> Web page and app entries
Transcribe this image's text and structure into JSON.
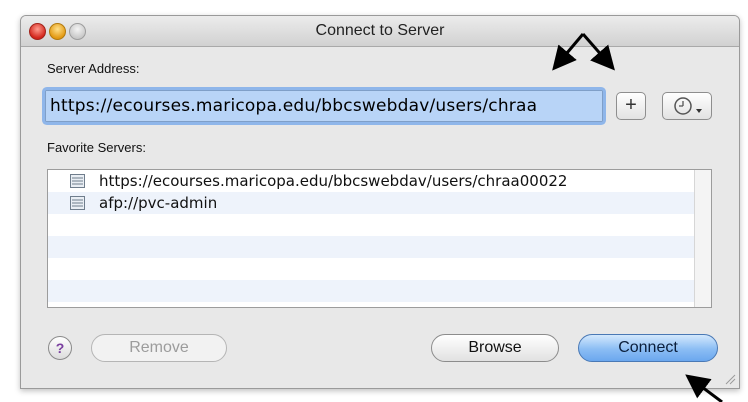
{
  "window": {
    "title": "Connect to Server"
  },
  "server_address": {
    "label": "Server Address:",
    "value": "https://ecourses.maricopa.edu/bbcswebdav/users/chraa"
  },
  "favorites": {
    "label": "Favorite Servers:",
    "items": [
      "https://ecourses.maricopa.edu/bbcswebdav/users/chraa00022",
      "afp://pvc-admin"
    ]
  },
  "buttons": {
    "add": "+",
    "help": "?",
    "remove": "Remove",
    "browse": "Browse",
    "connect": "Connect"
  },
  "icons": [
    "close-icon",
    "minimize-icon",
    "zoom-icon",
    "recent-servers-clock-icon",
    "server-icon",
    "resize-grip-icon"
  ],
  "colors": {
    "selection": "#b8d4f7",
    "focus_ring": "#8fb6ea",
    "connect_button": "#8bbdf4"
  }
}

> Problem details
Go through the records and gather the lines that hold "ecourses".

> Answer space
    "value": "https://ecourses.maricopa.edu/bbcswebdav/users/chraa"
      "https://ecourses.maricopa.edu/bbcswebdav/users/chraa00022",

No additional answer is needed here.